Items from an interface collection
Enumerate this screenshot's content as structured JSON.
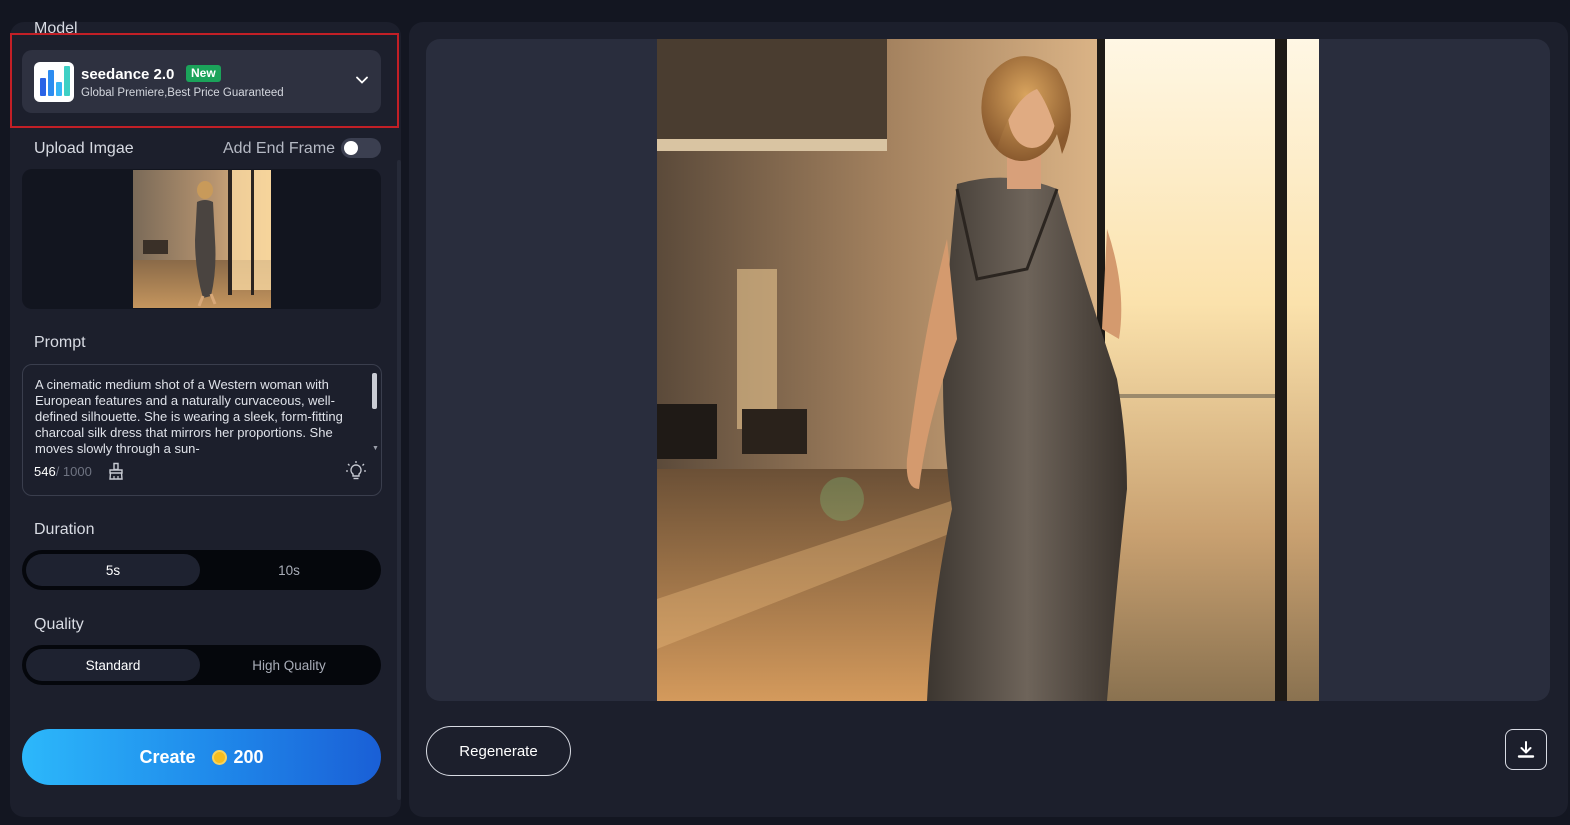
{
  "model": {
    "section_label": "Model",
    "name": "seedance 2.0",
    "badge": "New",
    "description": "Global Premiere,Best Price Guaranteed",
    "logo_icon": "bar-chart-logo-icon",
    "dropdown_icon": "chevron-down-icon"
  },
  "upload": {
    "label": "Upload Imgae",
    "end_frame_label": "Add End Frame",
    "end_frame_enabled": false
  },
  "prompt": {
    "label": "Prompt",
    "text": "A cinematic medium shot of a Western woman with European features and a naturally curvaceous, well-defined silhouette. She is wearing a sleek, form-fitting charcoal silk dress that mirrors her proportions. She moves slowly through a sun-",
    "char_count": "546",
    "char_max": "/ 1000",
    "clear_icon": "brush-icon",
    "enhance_icon": "lightbulb-icon"
  },
  "duration": {
    "label": "Duration",
    "options": [
      "5s",
      "10s"
    ],
    "selected": "5s"
  },
  "quality": {
    "label": "Quality",
    "options": [
      "Standard",
      "High Quality"
    ],
    "selected": "Standard"
  },
  "create": {
    "label": "Create",
    "cost": "200",
    "coin_icon": "coin-icon"
  },
  "actions": {
    "regenerate_label": "Regenerate",
    "download_icon": "download-icon"
  },
  "colors": {
    "accent_start": "#2cb8fb",
    "accent_end": "#1a5fd6",
    "badge_green": "#1ba35a",
    "highlight_red": "#c21f26"
  }
}
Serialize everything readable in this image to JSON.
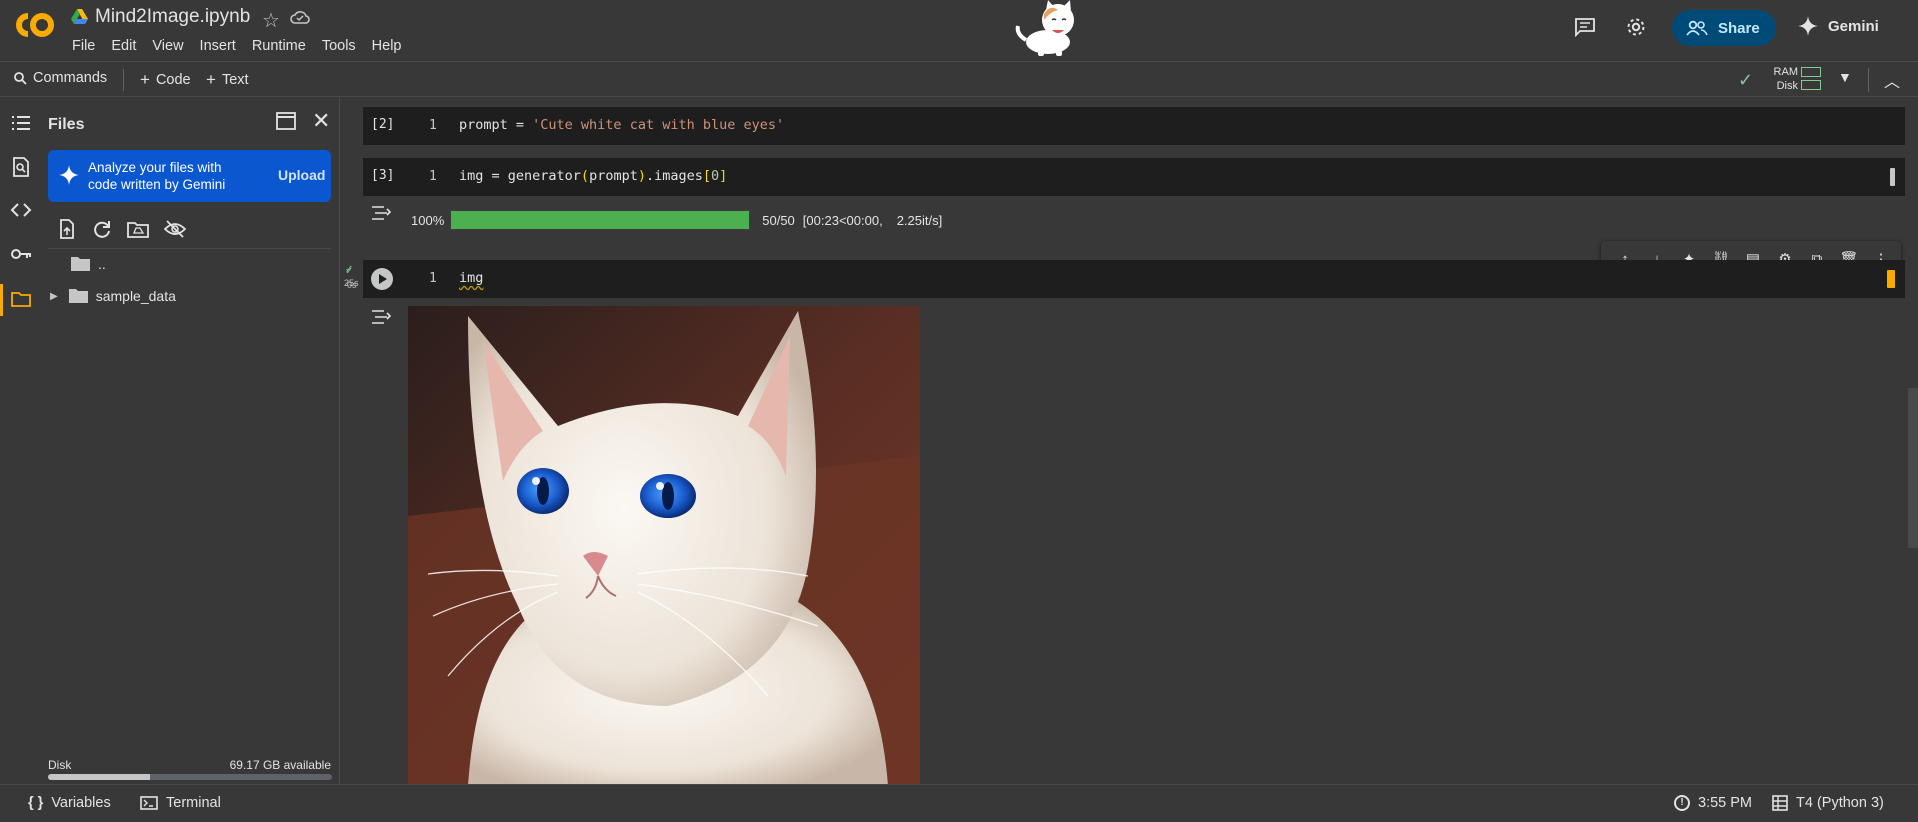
{
  "header": {
    "notebook_title": "Mind2Image.ipynb",
    "menu": [
      "File",
      "Edit",
      "View",
      "Insert",
      "Runtime",
      "Tools",
      "Help"
    ],
    "share_label": "Share",
    "gemini_label": "Gemini"
  },
  "toolbar": {
    "commands_label": "Commands",
    "code_label": "Code",
    "text_label": "Text",
    "ram_label": "RAM",
    "disk_label": "Disk"
  },
  "files_panel": {
    "title": "Files",
    "banner_text": "Analyze your files with code written by Gemini",
    "banner_action": "Upload",
    "tree": [
      {
        "name": ".."
      },
      {
        "name": "sample_data"
      }
    ],
    "disk_label": "Disk",
    "disk_available": "69.17 GB available",
    "disk_used_fraction": 0.36
  },
  "cells": [
    {
      "exec": "[2]",
      "line": "1",
      "code": "prompt = 'Cute white cat with blue eyes'",
      "code_prefix": "prompt = ",
      "code_string": "'Cute white cat with blue eyes'"
    },
    {
      "exec": "[3]",
      "line": "1",
      "status_time": "25s",
      "code_a": "img = generator",
      "code_b": "prompt",
      "code_c": ".images",
      "code_d": "0"
    },
    {
      "line": "1",
      "status_time": "0s",
      "code": "img"
    }
  ],
  "progress": {
    "percent_label": "100%",
    "count": "50/50",
    "timing": "[00:23<00:00,",
    "rate": "2.25it/s]",
    "fraction": 1.0
  },
  "cell_toolbar_icons": [
    "arrow-up-icon",
    "arrow-down-icon",
    "sparkle-icon",
    "link-icon",
    "comment-icon",
    "gear-icon",
    "mirror-cell-icon",
    "trash-icon",
    "more-vert-icon"
  ],
  "statusbar": {
    "variables_label": "Variables",
    "terminal_label": "Terminal",
    "time": "3:55 PM",
    "runtime": "T4 (Python 3)"
  },
  "colors": {
    "accent_orange": "#f9ab00",
    "progress_green": "#4caf50",
    "share_blue": "#004a77",
    "banner_blue": "#0b57d0",
    "ok_green": "#81c995"
  }
}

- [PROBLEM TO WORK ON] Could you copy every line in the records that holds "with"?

- [PROBLEM SOLUTION]
    "text": "A cinematic medium shot of a Western woman with European features and a naturally curvaceous, well-defined silhouette. She is wearing a sleek, form-fitting charcoal silk dress that mirrors her proportions. She moves slowly through a sun-",
    "banner_text": "Analyze your files with code written by Gemini",
      "code": "prompt = 'Cute white cat with blue eyes'",
      "code_string": "'Cute white cat with blue eyes'"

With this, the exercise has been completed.